Riverscapes Consortium

Source Code Documentation

Riverscapes tools are public and intended to be used by a broad variety of users. Therefore it is vital that the source code is logically organized and well documented.

Riverscapes tool source code is hosted using the free and public GitHub service. Generally speaking, each tool source code resides in its own git repository. These repositories are collected within a Riverscapes organization on GitHub. Contact North Arrow Research should you wish to have your tool included within this Riverscapes organization.

The following guidelines are intended for riverscapes tool developers to consistency and thoroughly document their source code.

Source Code Check List

Here are some things to remember before uploading your source code onto the internet. Review all the files in all the folders in your source code directory and:

  • Ensure that all the files needed to run the source code are in the repo! The best way to confirm this is to copy the source code onto a separate computer that has never had the source code on it before and then try and run the code there. Guaranteed the first time you do this it will not work and you will realize that you’ve forgotten to include one or more files. External dependencies don’t need to go in your repo, but any file that you’ve authored should be included.
  • Delete any temporary files or files that are no longer needed.
  • Remove all sensitive information such as user names and passwords. It’s best that your code reads these from a configuration file that is separate from your source code. This configuration file can then be excluded from your repo using a .gitignore file. If you do this, then it can be helpful to create another file called something like config.TEMPLATE, with the exact same structure as your configure file, but without the sensitive information, and then include this in the repo. Others trying to use your code can use this template as a starting point.
  • Remove all references to local file or folder paths. Any such references should be passed to your tool as command line parameters and not as literals in code files. See video below.
  • Avoid putting binary files in your repo (databases, DLLs, compiled items etc). Again, use a .gitignore file to exclude these.

Source code in Riverscapes GitHub

Your source code should be stored in a git repository and uploaded into the Riverscapes organization on GitHub. If you’re new to GitHub, the default is to upload repositories under the umbrella of your own user account, so it’s important that you understand how to upload the repo under the riverscapes organization.

You should learn and understand how to use git first! Certainly research any of the terms below that are not readily obvious to you.
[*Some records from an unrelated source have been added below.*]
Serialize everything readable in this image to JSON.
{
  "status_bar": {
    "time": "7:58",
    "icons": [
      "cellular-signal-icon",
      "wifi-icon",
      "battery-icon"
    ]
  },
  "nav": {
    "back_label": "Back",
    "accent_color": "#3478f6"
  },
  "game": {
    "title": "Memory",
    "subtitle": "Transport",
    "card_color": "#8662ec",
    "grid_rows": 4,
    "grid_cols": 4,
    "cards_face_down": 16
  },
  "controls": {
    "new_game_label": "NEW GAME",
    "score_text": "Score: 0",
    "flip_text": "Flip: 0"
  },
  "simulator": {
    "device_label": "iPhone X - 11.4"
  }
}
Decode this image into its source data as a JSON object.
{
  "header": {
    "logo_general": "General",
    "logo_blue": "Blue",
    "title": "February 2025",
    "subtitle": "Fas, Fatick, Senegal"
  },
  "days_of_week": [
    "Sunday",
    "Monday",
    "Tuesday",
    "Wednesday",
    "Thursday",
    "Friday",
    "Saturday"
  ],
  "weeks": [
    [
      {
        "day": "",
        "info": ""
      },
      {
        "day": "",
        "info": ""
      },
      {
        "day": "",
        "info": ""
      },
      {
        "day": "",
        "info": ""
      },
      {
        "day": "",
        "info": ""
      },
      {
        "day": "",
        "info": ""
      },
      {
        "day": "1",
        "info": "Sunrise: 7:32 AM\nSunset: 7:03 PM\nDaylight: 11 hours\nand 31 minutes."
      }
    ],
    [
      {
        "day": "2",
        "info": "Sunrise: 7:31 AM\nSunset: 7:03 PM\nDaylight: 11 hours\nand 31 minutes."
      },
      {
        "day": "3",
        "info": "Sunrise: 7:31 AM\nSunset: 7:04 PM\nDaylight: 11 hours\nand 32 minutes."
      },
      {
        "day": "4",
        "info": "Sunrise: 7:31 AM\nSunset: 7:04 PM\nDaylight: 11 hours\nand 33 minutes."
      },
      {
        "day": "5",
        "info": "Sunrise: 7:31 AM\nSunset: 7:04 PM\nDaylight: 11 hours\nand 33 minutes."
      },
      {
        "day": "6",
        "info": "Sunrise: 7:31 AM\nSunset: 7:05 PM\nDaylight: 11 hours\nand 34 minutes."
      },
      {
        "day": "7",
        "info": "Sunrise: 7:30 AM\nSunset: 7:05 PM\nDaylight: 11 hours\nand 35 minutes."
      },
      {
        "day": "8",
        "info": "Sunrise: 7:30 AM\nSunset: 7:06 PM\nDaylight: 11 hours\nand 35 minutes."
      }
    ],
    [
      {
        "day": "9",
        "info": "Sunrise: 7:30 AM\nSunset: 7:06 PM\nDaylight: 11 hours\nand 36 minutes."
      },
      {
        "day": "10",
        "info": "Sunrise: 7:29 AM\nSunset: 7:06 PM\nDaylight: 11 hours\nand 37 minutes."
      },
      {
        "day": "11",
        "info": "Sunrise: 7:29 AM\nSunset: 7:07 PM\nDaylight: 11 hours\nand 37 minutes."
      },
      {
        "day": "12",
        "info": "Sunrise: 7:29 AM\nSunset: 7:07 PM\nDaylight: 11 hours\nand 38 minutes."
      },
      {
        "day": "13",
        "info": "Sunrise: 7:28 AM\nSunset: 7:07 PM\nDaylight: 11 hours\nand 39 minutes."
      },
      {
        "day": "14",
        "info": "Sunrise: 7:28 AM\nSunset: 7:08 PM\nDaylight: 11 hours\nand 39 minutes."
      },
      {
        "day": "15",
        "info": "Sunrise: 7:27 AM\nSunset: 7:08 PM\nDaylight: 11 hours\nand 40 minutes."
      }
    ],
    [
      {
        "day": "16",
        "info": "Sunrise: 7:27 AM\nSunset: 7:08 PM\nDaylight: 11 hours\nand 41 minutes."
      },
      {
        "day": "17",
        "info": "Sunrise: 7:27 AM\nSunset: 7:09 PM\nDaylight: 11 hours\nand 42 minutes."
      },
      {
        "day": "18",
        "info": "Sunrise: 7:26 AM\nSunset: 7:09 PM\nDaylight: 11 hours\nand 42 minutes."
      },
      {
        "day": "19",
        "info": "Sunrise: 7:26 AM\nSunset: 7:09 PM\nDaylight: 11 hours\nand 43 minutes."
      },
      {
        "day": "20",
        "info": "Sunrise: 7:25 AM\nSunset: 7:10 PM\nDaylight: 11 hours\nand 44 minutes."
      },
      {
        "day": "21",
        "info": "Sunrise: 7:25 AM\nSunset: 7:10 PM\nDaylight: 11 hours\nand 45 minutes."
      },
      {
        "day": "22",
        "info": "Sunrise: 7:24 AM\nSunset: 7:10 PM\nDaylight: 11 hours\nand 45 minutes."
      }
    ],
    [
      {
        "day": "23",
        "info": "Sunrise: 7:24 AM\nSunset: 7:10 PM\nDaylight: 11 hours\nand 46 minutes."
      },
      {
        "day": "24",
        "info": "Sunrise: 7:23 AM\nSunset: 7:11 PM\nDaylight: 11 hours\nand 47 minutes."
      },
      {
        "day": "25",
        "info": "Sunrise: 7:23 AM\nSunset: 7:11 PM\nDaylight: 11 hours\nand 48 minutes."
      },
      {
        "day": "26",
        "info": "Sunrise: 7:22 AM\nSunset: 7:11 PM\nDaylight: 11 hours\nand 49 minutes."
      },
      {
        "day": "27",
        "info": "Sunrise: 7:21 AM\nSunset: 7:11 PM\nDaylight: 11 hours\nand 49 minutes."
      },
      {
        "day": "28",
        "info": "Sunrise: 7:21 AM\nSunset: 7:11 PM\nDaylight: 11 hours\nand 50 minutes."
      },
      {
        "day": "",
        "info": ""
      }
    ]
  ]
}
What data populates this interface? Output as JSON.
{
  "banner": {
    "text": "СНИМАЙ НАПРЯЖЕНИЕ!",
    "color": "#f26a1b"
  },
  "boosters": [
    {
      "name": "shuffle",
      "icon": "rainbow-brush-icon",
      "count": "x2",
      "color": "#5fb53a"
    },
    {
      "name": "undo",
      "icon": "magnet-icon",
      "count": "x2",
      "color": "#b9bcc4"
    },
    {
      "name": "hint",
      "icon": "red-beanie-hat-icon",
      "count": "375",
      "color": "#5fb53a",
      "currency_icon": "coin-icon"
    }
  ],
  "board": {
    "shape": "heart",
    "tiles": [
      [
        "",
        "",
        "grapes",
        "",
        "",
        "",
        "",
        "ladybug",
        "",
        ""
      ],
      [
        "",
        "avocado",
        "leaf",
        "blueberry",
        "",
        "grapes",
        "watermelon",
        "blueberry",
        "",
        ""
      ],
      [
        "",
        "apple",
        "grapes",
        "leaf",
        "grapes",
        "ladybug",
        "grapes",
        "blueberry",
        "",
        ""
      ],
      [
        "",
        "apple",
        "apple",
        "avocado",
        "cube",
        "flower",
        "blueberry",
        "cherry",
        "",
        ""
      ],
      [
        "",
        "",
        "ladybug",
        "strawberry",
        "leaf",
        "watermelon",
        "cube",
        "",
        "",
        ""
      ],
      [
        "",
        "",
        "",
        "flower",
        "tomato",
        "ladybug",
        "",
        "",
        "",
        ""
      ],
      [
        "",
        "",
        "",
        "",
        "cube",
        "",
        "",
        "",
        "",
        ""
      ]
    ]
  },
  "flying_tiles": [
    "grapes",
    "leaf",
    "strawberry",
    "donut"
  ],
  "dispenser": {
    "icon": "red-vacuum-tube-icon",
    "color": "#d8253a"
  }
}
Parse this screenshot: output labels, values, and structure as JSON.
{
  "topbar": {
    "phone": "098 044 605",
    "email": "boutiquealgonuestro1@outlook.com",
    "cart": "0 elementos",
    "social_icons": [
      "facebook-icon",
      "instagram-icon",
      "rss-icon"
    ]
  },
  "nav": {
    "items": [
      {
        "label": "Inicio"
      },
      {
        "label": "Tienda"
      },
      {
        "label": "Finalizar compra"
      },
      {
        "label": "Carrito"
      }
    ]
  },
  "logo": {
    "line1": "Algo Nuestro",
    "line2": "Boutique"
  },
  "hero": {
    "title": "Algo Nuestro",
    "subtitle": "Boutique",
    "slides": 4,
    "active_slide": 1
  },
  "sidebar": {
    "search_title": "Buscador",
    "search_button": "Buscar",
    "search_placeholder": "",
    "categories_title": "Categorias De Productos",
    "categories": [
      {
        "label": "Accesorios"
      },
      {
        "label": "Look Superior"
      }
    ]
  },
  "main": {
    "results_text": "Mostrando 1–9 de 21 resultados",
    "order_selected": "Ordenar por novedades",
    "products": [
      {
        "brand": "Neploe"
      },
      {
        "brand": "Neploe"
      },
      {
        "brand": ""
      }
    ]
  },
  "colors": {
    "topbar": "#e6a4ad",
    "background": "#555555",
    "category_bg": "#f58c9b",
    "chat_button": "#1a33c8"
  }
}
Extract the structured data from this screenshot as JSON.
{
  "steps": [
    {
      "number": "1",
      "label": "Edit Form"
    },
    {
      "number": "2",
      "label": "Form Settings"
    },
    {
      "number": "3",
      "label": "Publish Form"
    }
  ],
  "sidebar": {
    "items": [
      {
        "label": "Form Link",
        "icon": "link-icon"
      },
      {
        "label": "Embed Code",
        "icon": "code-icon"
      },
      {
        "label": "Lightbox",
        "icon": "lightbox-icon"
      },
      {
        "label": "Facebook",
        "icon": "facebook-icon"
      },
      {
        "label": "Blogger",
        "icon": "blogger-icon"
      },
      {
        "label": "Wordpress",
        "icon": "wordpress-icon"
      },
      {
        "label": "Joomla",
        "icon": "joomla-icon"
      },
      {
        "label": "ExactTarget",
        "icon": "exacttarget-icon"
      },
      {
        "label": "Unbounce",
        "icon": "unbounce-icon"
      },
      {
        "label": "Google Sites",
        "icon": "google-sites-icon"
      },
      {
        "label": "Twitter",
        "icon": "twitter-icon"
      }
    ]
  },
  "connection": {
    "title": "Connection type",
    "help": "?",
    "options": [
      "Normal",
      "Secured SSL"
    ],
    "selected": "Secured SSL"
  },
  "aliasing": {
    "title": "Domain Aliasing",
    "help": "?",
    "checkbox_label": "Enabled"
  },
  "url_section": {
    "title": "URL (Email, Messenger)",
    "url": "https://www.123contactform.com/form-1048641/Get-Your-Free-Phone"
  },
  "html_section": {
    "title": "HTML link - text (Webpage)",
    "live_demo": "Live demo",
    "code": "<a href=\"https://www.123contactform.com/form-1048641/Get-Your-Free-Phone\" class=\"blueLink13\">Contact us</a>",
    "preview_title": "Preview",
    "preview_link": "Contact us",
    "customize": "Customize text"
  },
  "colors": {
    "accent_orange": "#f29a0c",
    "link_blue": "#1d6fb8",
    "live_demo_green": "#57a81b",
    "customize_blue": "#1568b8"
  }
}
But, at a high level, starting from a folder of non-version controlled source code on your computer, the steps are:

  1. Install git version control software.
  2. Initialize a new git repo in your top level source code folder.
  3. Commit all changes to the git repo.
  4. Login to GitHub
  5. Navigate to the Riverscapes organization.
  6. Click the green New Repository Button and fill in the necessary fields.
  7. Copy the SSH address that GitHub provides once the repo is created.
  8. On your local system, add a new Remote. Call it origin and paste the SSH address.
  9. Push your source code up to origin.
  10. Refresh the repo page on GitHub and verify that your source code appears.

Git is natively a command line tool that many developers struggle to master. While most git operations can be performed from dirctly within the GitHub web interface. However there are several excellent user-interface driven software products that simplify git operations and make it less intimidating to learn. Some of our favourites are:

Tag your releases

Review the commit history and create git tags at each official release using a systematic numbering system. Remember to push your tags to origin (or they will only reside on your local git repo).

Read Me File

Add a file to the top level folder of your repo called readme.md The md suffix tells GitHub that this is a plain text markdown document. It’s important because GitHub renders this readme file below the listing of source code. See the bottom of the PyBRAT repo for an example.

Learn markdown if you don’t know it already. You’re going to be writing a lot of it!

For now, simply put one or two sentences in the read me that provide a high level overview of your model. You will be adding more information to this file later…

License File

Create and a plain text file in the root of your repository simply called LICENSE (no file suffix). Choose an appropriate license and put the text in this file. Most Riverscapes models use the GNU 3.0 license.

Documentation Web Site

Each tool should have its own documentation web site that explains how the tool works as well as how to obtain, install and run the tool itself. See the separate section on Riverscapes Tool Web Sites for more information. Any peer-reviewed publications that vet the methods implemented in the tool or code should be cited.